The staff of LifeHealthPro computes the measure, the PPACA 1095-A tax pain index, by searching three major Web-based tax forums for the terms 1095, 1095-A and 1040. We then divide the sum of the number of threads referring to 1095 and 1095-A that were started during the previous week by the number of new threads referring to 1040.

The “pain index” fell to 11 percent during the week ending April 8, down from 13 percent during the week ending April 1 and rising from 12 percent in mid-March.

This is an informal measure, and we have not computed a standard of deviation. Small changes may be the result of random fluctuations rather than an underlying change in confusion about 1095-A forms.

Users of the forums included — the Intuit TurboTax forum, H&R Block’s Community forum, and readers’ forum  — started 79 threads about 1095 or 1095-A forms during the week ending April 8 and 728 threads about 1040 forms.

The number 1040 threads fell 2 percent, and the number of 1095 threads fell 20 percent, to 79, from 99. 

Form 1095-A is the form a PPACA public exchange is supposed to send to exchange users to tell the users about the coverage they have owned and the PPACA exchange tax credit subsidies they have received.

See also: Meet IRS Form 1095-A

Form 1040 refers to a family of forms taxpayers use to file household tax returns.

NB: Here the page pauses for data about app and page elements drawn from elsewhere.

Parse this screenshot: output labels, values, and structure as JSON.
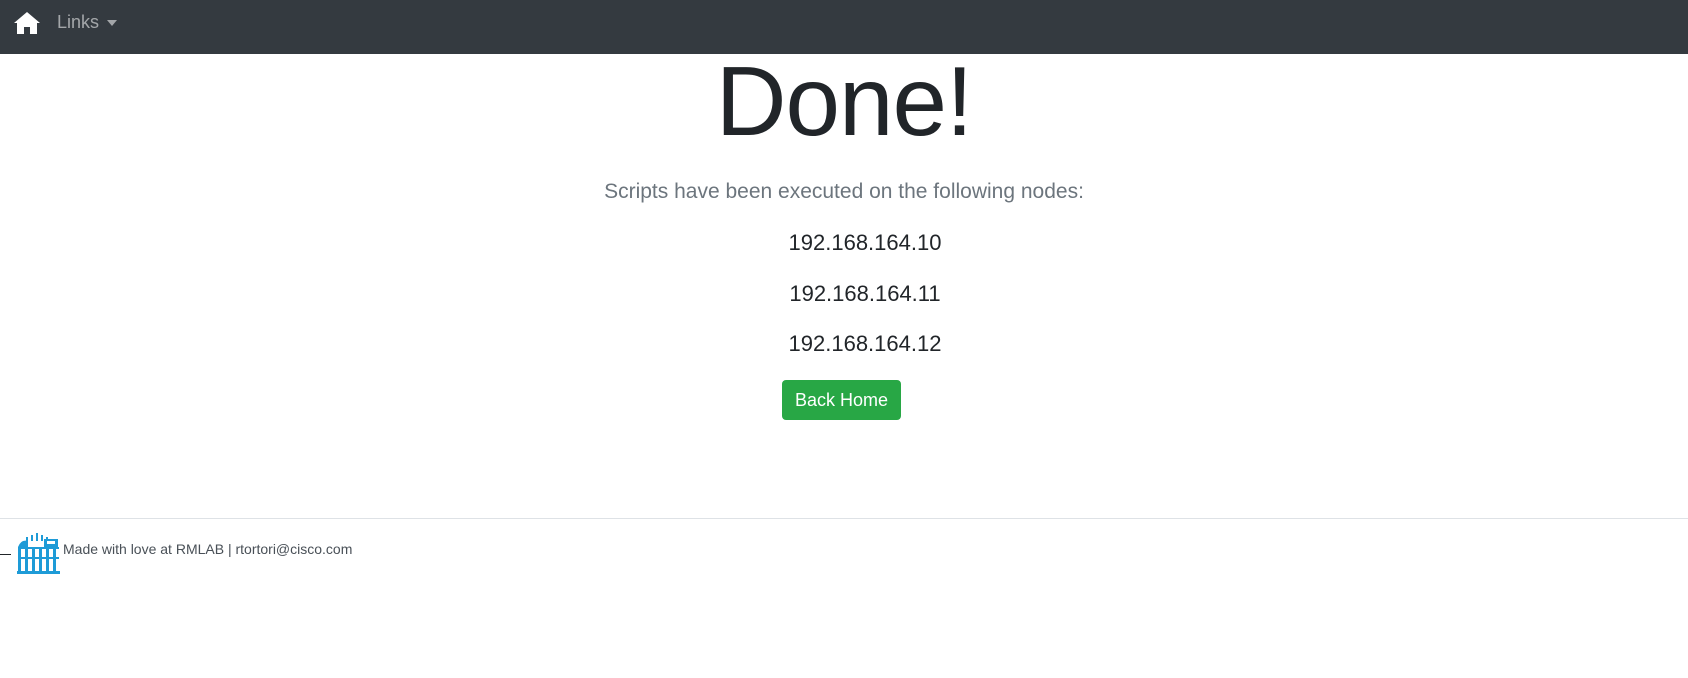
{
  "navbar": {
    "home_icon": "home-icon",
    "links_label": "Links"
  },
  "main": {
    "title": "Done!",
    "subtitle": "Scripts have been executed on the following nodes:",
    "nodes": [
      "192.168.164.10",
      "192.168.164.11",
      "192.168.164.12"
    ],
    "back_button_label": "Back Home"
  },
  "footer": {
    "logo": "colosseum-logo",
    "text": "Made with love at RMLAB | rtortori@cisco.com"
  },
  "colors": {
    "navbar_bg": "#343a40",
    "button_green": "#28a745",
    "logo_blue": "#1e9bd7"
  }
}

Before the current tax filing season started, many experts were predicting that confusion over PPACA tax forms would lead to massive taxpayer confusion, with taxpayers swamping Internal Revenue Service (IRS) assistance lines and brick-and-mortar tax preparation offices.

Earlier in the tax season, tax preparation firm executives said business was slower than they’d expected.

When this reporter passed by tax preparer offices in North Kansas City, Mo., last week and New York City this week, little activity was evident. Around 7:30 p.m. Monday, a tax preparation kiosk in a shopping mall in Jersey City, N.J., was helping one client and had no clients waiting for assistance.